You could even say that, following American Graffiti, George Lucas turned the whole idea of finding-out-the-characters’-ultimate-fates-after-the-movie-ended into a lucrative film franchise in and of itself. One way of looking at the Star Wars saga is as a decades-long attempt to explain what happened to all these people. — B.E.
I am haunted by the fact that this is on our list. The Prestige cheats on its own premise by creating a fake scientific deus ex machina conclusion that has nothing whatsoever to do with stage magic. The ending of this movie is like the ending of a rambling story being told by a 4-year-old as he is falling asleep. — R.H.
The downside of making interesting, unconventional choices is that sometimes you wind up passing over one of the best closing lines of all time: “I’m finished!” Sometimes the obvious picks are obvious for a reason. — N.J.
Congratulations: After this one you will have completed Nate’s course on Famous Endings in Post-Sixties British Cinema. — N.J.
We don’t have many other Westerns on this list, but it’s worth noting here how much the Western genre has been one of unforgettable endings. There is, of course, the classic cliche of the cowboy hero riding off into the sunset, but so many Western films play with that idea: from John Wayne and Claire Trevor fleeing “civilization” at the end of Stagecoach, to Eli Wallach screaming profanities at an increasingly distant Clint Eastwood in the final frames of The Good, the Bad, and the Ugly, to an enraged Eastwood snarling one final threat to the hellish town of Big Whiskey before disappearing forever into the mists of time in Unforgiven. We could probably do an entire list of the 101 Greatest Endings in Western Movie History. — B.E.

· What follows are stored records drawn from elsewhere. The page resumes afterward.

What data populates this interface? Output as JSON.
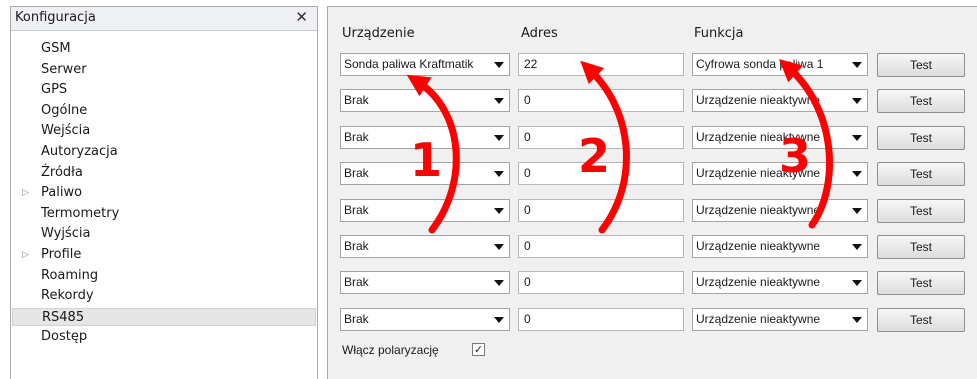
{
  "sidebar": {
    "title": "Konfiguracja",
    "close_glyph": "✕",
    "expander_glyph": "▷",
    "items": [
      {
        "label": "GSM",
        "expandable": false,
        "selected": false
      },
      {
        "label": "Serwer",
        "expandable": false,
        "selected": false
      },
      {
        "label": "GPS",
        "expandable": false,
        "selected": false
      },
      {
        "label": "Ogólne",
        "expandable": false,
        "selected": false
      },
      {
        "label": "Wejścia",
        "expandable": false,
        "selected": false
      },
      {
        "label": "Autoryzacja",
        "expandable": false,
        "selected": false
      },
      {
        "label": "Źródła",
        "expandable": false,
        "selected": false
      },
      {
        "label": "Paliwo",
        "expandable": true,
        "selected": false
      },
      {
        "label": "Termometry",
        "expandable": false,
        "selected": false
      },
      {
        "label": "Wyjścia",
        "expandable": false,
        "selected": false
      },
      {
        "label": "Profile",
        "expandable": true,
        "selected": false
      },
      {
        "label": "Roaming",
        "expandable": false,
        "selected": false
      },
      {
        "label": "Rekordy",
        "expandable": false,
        "selected": false
      },
      {
        "label": "RS485",
        "expandable": false,
        "selected": true
      },
      {
        "label": "Dostęp",
        "expandable": false,
        "selected": false
      }
    ]
  },
  "panel": {
    "headers": {
      "device": "Urządzenie",
      "address": "Adres",
      "function": "Funkcja"
    },
    "rows": [
      {
        "device": "Sonda paliwa Kraftmatik",
        "address": "22",
        "function": "Cyfrowa sonda paliwa 1",
        "test": "Test"
      },
      {
        "device": "Brak",
        "address": "0",
        "function": "Urządzenie nieaktywne",
        "test": "Test"
      },
      {
        "device": "Brak",
        "address": "0",
        "function": "Urządzenie nieaktywne",
        "test": "Test"
      },
      {
        "device": "Brak",
        "address": "0",
        "function": "Urządzenie nieaktywne",
        "test": "Test"
      },
      {
        "device": "Brak",
        "address": "0",
        "function": "Urządzenie nieaktywne",
        "test": "Test"
      },
      {
        "device": "Brak",
        "address": "0",
        "function": "Urządzenie nieaktywne",
        "test": "Test"
      },
      {
        "device": "Brak",
        "address": "0",
        "function": "Urządzenie nieaktywne",
        "test": "Test"
      },
      {
        "device": "Brak",
        "address": "0",
        "function": "Urządzenie nieaktywne",
        "test": "Test"
      }
    ],
    "polarization": {
      "label": "Włącz polaryzację",
      "checked": true,
      "check_glyph": "✓"
    }
  },
  "annotations": {
    "color": "#ff0000",
    "steps": [
      "1",
      "2",
      "3"
    ]
  }
}
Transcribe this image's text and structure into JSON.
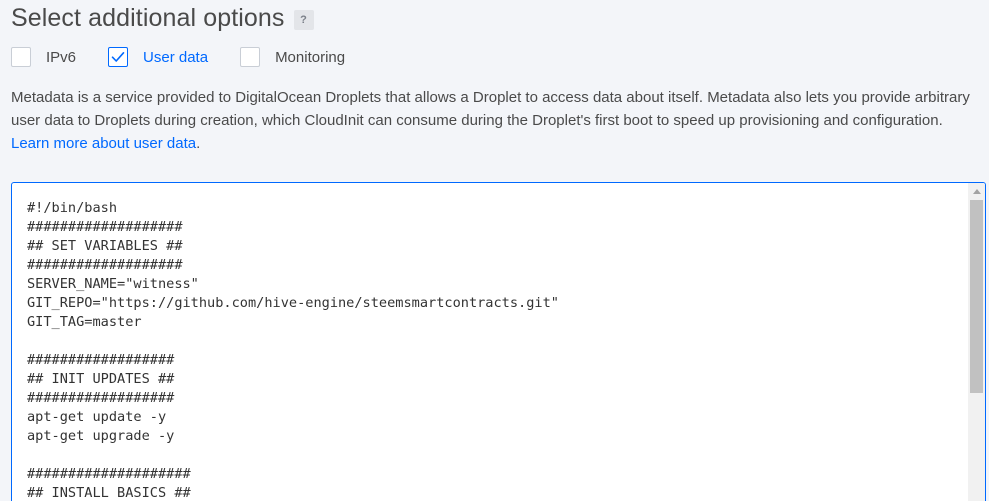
{
  "section": {
    "title": "Select additional options",
    "help_badge": "?"
  },
  "options": [
    {
      "label": "IPv6",
      "checked": false
    },
    {
      "label": "User data",
      "checked": true
    },
    {
      "label": "Monitoring",
      "checked": false
    }
  ],
  "description": {
    "text": "Metadata is a service provided to DigitalOcean Droplets that allows a Droplet to access data about itself. Metadata also lets you provide arbitrary user data to Droplets during creation, which CloudInit can consume during the Droplet's first boot to speed up provisioning and configuration. ",
    "link_text": "Learn more about user data",
    "trailing": "."
  },
  "user_data": {
    "code": "#!/bin/bash\n###################\n## SET VARIABLES ##\n###################\nSERVER_NAME=\"witness\"\nGIT_REPO=\"https://github.com/hive-engine/steemsmartcontracts.git\"\nGIT_TAG=master\n\n##################\n## INIT UPDATES ##\n##################\napt-get update -y\napt-get upgrade -y\n\n####################\n## INSTALL BASICS ##"
  },
  "colors": {
    "accent": "#0069ff",
    "text": "#4a4a4a",
    "background": "#f3f5f9"
  },
  "icons": {
    "checkbox_check": "check-icon",
    "scroll_up": "scroll-up-arrow-icon"
  }
}
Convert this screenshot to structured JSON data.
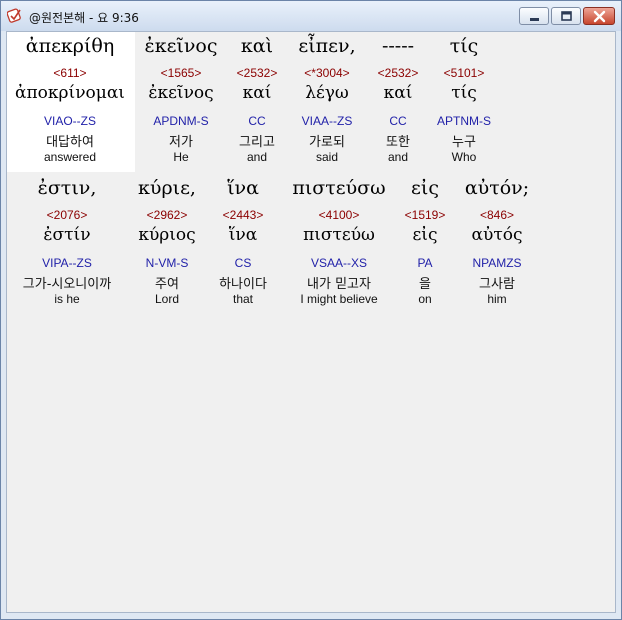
{
  "window": {
    "title": "@원전본해 - 요 9:36"
  },
  "rows": [
    {
      "words": [
        {
          "greek": "ἀπεκρίθη",
          "strong": "<611>",
          "lemma": "ἀποκρίνομαι",
          "morph": "VIAO--ZS",
          "korean": "대답하여",
          "english": "answered"
        },
        {
          "greek": "ἐκεῖνος",
          "strong": "<1565>",
          "lemma": "ἐκεῖνος",
          "morph": "APDNM-S",
          "korean": "저가",
          "english": "He"
        },
        {
          "greek": "καὶ",
          "strong": "<2532>",
          "lemma": "καί",
          "morph": "CC",
          "korean": "그리고",
          "english": "and"
        },
        {
          "greek": "εἶπεν,",
          "strong": "<*3004>",
          "lemma": "λέγω",
          "morph": "VIAA--ZS",
          "korean": "가로되",
          "english": "said"
        },
        {
          "greek": "-----",
          "strong": "<2532>",
          "lemma": "καί",
          "morph": "CC",
          "korean": "또한",
          "english": "and"
        },
        {
          "greek": "τίς",
          "strong": "<5101>",
          "lemma": "τίς",
          "morph": "APTNM-S",
          "korean": "누구",
          "english": "Who"
        }
      ]
    },
    {
      "words": [
        {
          "greek": "ἐστιν,",
          "strong": "<2076>",
          "lemma": "ἐστίν",
          "morph": "VIPA--ZS",
          "korean": "그가-시오니이까",
          "english": "is he"
        },
        {
          "greek": "κύριε,",
          "strong": "<2962>",
          "lemma": "κύριος",
          "morph": "N-VM-S",
          "korean": "주여",
          "english": "Lord"
        },
        {
          "greek": "ἵνα",
          "strong": "<2443>",
          "lemma": "ἵνα",
          "morph": "CS",
          "korean": "하나이다",
          "english": "that"
        },
        {
          "greek": "πιστεύσω",
          "strong": "<4100>",
          "lemma": "πιστεύω",
          "morph": "VSAA--XS",
          "korean": "내가 믿고자",
          "english": "I might believe"
        },
        {
          "greek": "εἰς",
          "strong": "<1519>",
          "lemma": "εἰς",
          "morph": "PA",
          "korean": "을",
          "english": "on"
        },
        {
          "greek": "αὐτόν;",
          "strong": "<846>",
          "lemma": "αὐτός",
          "morph": "NPAMZS",
          "korean": "그사람",
          "english": "him"
        }
      ]
    }
  ]
}
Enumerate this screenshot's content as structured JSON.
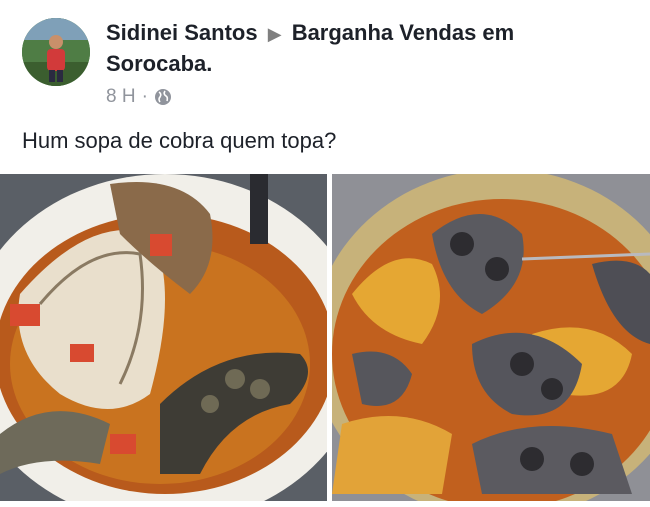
{
  "post": {
    "author": "Sidinei Santos",
    "arrow": "▶",
    "group_line1": "Barganha Vendas em",
    "group_line2": "Sorocaba.",
    "time": "8 H",
    "separator": "·",
    "privacy_icon": "globe-icon",
    "text": "Hum  sopa de cobra quem topa?"
  },
  "photos": {
    "left_icon": "snake-soup-bowl-photo",
    "right_icon": "snake-pot-photo"
  }
}
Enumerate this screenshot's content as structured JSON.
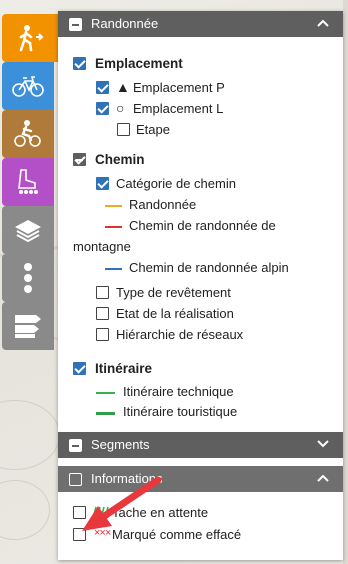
{
  "toolbar": [
    {
      "icon": "hiker-icon",
      "color": "#f39200"
    },
    {
      "icon": "bicycle-icon",
      "color": "#3c8fd9"
    },
    {
      "icon": "mountain-bike-icon",
      "color": "#b07a3a"
    },
    {
      "icon": "inline-skate-icon",
      "color": "#b34fc7"
    },
    {
      "icon": "layers-icon",
      "color": "#8a8a8a"
    },
    {
      "icon": "more-vertical-icon",
      "color": "#8a8a8a"
    },
    {
      "icon": "signpost-icon",
      "color": "#8a8a8a"
    }
  ],
  "panel": {
    "randonnee": {
      "title": "Randonnée"
    },
    "emplacement": {
      "label": "Emplacement",
      "p_symbol": "▲",
      "p_label": "Emplacement P",
      "l_symbol": "○",
      "l_label": "Emplacement L",
      "etape_label": "Etape"
    },
    "chemin": {
      "label": "Chemin",
      "categorie_label": "Catégorie de chemin",
      "legend": [
        {
          "label": "Randonnée",
          "color": "#f5a623"
        },
        {
          "label_line1": "Chemin de randonnée de",
          "label_line2": "montagne",
          "color": "#e03131"
        },
        {
          "label": "Chemin de randonnée alpin",
          "color": "#2f72b8"
        }
      ],
      "type_label": "Type de revêtement",
      "etat_label": "Etat de la réalisation",
      "hierarchie_label": "Hiérarchie de réseaux"
    },
    "itineraire": {
      "label": "Itinéraire",
      "legend": [
        {
          "label": "Itinéraire technique",
          "color": "#37b24d"
        },
        {
          "label": "Itinéraire touristique",
          "color": "#2f9e44"
        }
      ]
    },
    "segments": {
      "title": "Segments"
    },
    "informations": {
      "title": "Informations",
      "tache_label": "Tache en attente",
      "marque_symbol": "×××",
      "marque_label": "Marqué comme effacé"
    }
  },
  "annotation": {
    "arrow_color": "#e8383d"
  }
}
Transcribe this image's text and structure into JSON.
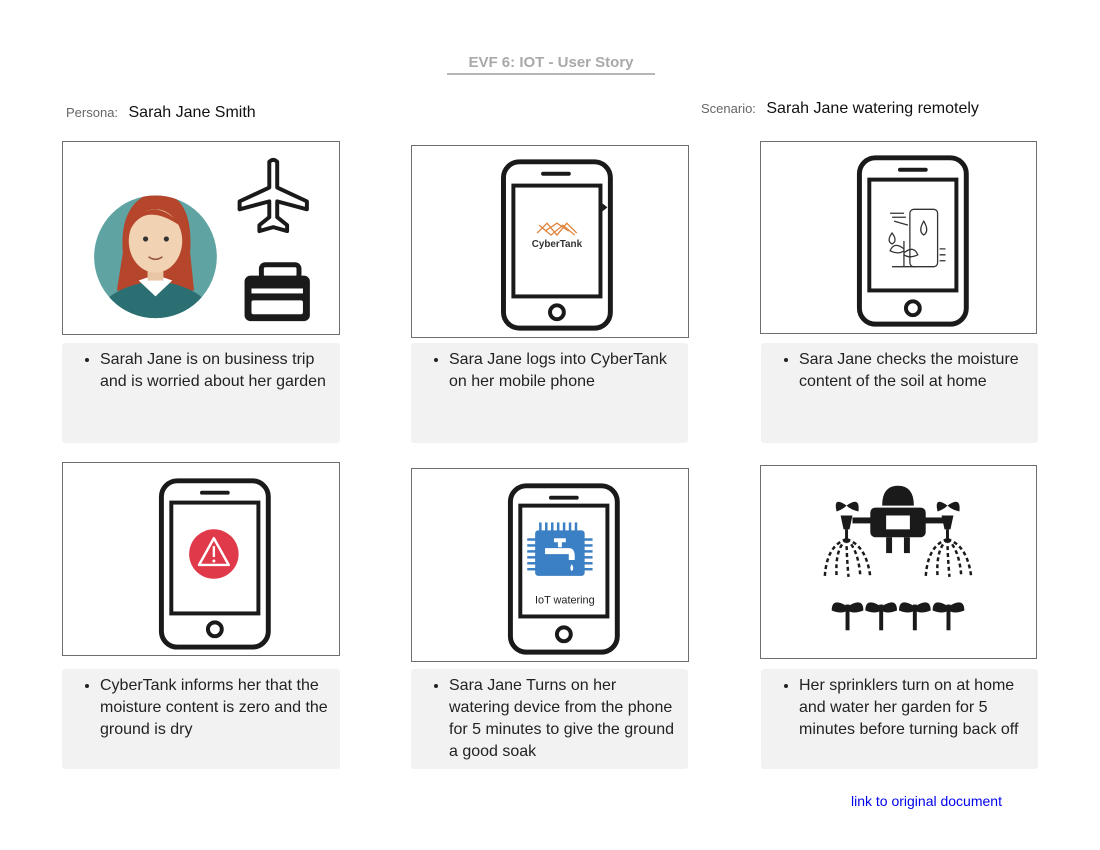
{
  "header": {
    "title": "EVF 6: IOT - User Story"
  },
  "persona": {
    "label": "Persona:",
    "name": "Sarah Jane Smith"
  },
  "scenario": {
    "label": "Scenario:",
    "name": "Sarah Jane watering remotely"
  },
  "panels": [
    {
      "caption": "Sarah Jane is on business trip and is worried about her garden"
    },
    {
      "caption": "Sara Jane logs into CyberTank on her mobile phone",
      "screen_text": "CyberTank"
    },
    {
      "caption": "Sara Jane checks the moisture content of the soil at home"
    },
    {
      "caption": "CyberTank informs her that the moisture content is zero and the ground is dry"
    },
    {
      "caption": "Sara Jane Turns on her watering device from the phone for 5 minutes to give the ground a good soak",
      "screen_text": "IoT watering"
    },
    {
      "caption": "Her sprinklers turn on at home and water her garden for 5 minutes before turning back off"
    }
  ],
  "footer": {
    "link_text": "link to original document"
  },
  "colors": {
    "alert_red": "#e0394a",
    "chip_blue": "#3b7fc4",
    "avatar_teal": "#5fa3a3",
    "hair": "#b5452b"
  }
}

Some titles that ended up on the cutting room floor: The Good The Bad and the Ugly, Simeon, Faces Places, The Rapture, Enough Said, Widows, Call Me By Your Name, Salaam Bombay, Faces, Clerks, Take Shelter, Cabin in the Woods, Death in Venice, Days of Heaven, Stalker, Avengers: Infinity War, Ginger Snaps, Se7en, Rosemary’s Baby, First Wives Club, Chinatown, Only Angels Have Wings, Farewell My Concubine, and so many more.